What occurs next is a gradual change in tempo that occurs over time. It is NOT notated as an adjustment to the rhythm. By the end of the song, the tempo has accelerated back to the original speed.

It is important to note that doubling the rhythmic length of each note while keeping the tempo static will sound the same as keeping the rhythmic length constant while halving the tempo. The reason I would not suggest doing that in this example is because the music accelerates back up to the original tempo, so if you simply double the rhythmic length and then accelerate, you will end up with a tempo twice the speed of what you started with even though the music is the same.

You may have heard of Shepard Tones, which sound as if they increase (or decrease) in pitch forever. What actually happens is that the tone is made up of a number of frequencies, reducing in loudness the further they are from the 'main' pitch range.

You could do it at a piano with five people (each using just one finger!). All stand at the piano, and each play a different C. The person in the middle plays loudest. The people at either end play very quietly. The 2nd and 4th people play at medium volume.
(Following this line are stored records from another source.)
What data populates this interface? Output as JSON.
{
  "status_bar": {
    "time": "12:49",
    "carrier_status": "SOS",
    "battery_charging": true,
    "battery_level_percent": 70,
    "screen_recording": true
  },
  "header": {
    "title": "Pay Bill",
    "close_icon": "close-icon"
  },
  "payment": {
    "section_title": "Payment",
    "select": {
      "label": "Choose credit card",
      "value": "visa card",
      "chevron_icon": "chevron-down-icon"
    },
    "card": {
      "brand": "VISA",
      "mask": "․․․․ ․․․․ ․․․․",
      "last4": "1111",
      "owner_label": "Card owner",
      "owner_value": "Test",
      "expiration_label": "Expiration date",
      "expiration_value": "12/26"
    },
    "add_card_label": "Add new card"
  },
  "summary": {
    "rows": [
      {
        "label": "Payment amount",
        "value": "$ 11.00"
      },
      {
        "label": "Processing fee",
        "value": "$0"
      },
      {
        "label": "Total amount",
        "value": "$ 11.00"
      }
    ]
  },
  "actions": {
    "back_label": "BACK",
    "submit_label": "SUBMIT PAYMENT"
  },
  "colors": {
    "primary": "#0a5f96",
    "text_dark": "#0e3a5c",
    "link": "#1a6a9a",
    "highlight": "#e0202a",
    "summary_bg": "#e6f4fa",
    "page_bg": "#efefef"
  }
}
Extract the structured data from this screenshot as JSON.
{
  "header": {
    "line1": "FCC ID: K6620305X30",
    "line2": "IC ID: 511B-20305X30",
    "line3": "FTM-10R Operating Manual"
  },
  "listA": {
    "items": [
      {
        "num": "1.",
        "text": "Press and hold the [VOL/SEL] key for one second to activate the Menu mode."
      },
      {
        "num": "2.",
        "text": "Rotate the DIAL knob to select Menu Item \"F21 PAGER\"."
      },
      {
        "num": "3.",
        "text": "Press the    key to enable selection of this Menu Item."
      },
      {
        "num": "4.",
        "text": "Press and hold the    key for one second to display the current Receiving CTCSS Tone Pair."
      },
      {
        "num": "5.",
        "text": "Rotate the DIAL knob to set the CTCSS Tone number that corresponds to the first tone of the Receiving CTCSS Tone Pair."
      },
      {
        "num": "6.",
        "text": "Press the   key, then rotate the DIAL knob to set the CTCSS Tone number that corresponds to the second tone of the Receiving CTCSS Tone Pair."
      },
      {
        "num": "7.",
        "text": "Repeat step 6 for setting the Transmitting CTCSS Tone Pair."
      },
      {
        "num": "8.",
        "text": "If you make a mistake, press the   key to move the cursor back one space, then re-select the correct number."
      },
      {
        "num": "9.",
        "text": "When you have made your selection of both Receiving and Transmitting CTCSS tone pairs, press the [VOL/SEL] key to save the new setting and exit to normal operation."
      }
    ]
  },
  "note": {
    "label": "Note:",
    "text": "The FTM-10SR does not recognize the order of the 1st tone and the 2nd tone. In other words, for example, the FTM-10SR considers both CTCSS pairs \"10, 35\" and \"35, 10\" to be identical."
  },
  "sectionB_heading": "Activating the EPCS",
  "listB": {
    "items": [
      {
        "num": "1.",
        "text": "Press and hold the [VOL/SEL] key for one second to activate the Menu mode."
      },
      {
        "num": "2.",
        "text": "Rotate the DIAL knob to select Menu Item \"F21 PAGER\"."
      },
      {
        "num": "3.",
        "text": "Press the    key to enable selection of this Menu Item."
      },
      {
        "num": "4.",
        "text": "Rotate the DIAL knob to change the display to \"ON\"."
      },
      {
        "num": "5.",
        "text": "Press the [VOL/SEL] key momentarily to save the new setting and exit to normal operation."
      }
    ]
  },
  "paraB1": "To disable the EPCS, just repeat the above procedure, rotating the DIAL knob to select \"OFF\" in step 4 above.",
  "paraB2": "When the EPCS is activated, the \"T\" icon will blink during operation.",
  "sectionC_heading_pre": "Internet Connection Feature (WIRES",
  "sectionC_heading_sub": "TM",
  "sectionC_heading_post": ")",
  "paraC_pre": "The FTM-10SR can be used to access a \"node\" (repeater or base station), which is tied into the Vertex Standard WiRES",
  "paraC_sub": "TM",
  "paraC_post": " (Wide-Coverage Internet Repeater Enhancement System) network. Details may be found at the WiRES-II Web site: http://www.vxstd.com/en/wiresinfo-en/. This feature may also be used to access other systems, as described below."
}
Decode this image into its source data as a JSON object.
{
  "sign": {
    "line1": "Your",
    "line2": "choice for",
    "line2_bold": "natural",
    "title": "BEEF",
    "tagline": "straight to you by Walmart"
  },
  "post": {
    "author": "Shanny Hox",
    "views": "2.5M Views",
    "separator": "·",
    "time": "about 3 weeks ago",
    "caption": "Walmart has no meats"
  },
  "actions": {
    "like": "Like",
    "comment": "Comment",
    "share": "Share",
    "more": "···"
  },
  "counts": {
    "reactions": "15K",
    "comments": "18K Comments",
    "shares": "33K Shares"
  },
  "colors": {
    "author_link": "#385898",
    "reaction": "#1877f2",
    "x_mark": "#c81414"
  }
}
Now everybody goes up to C#, D, D#, E, F... when the person on the right runs out of keyboard, he runs around and plays a bass note. Keep doing that forever.

A Risset Rhythm does something very similar with rhythm. Imagine your drum loop fades in at (say) 1/16 speed, gradually increases in tempo and volume, until it's at full tempo and full volume. Then it continues to increase in tempo as it fades out again, until eventually it's silent. Now, layer that track with a copy of itself, delayed so that track 2 is half the tempo of track 1. And keep doing that forever.

It might help to think about what would happen if you tried to dance to it. If you hear a beat at 120bpm, you can choose to tap your foot twice a second (every beat), once a second (downbeats), once every two seconds (each bar), etc. With the Risset Rhythm, you might start tapping your feet twice a second. Then as the tempo increases, you find you're tapping your feet three times, then four times, then six times a second. Soon it'll be faster than you can tap, so you'll drop some taps and go back to twice a second. Repeat.

The link above takes you to some code for the SuperCollider sound programming language, and a sample of the effect.

As NReilingh has pointed out, however, that's not what happens in the Die Antwoord track. All that happens there is that they suddenly halve the tempo, then increase the tempo until they're back to the initial tempo.

There's yet another way to make an acceleration effect. A series of figures with increasing subdivisions. Like 2 eighth notes, then 4 sixteenths, then 2 eighth-valued figures of 16-th triplets, then 4 figures of 32-nd triplets. Usually you want to increase the division by a factor of 2 or 3 each time. So the actual tempo remains constant, by the time-interval between successive notes decreases dramatically.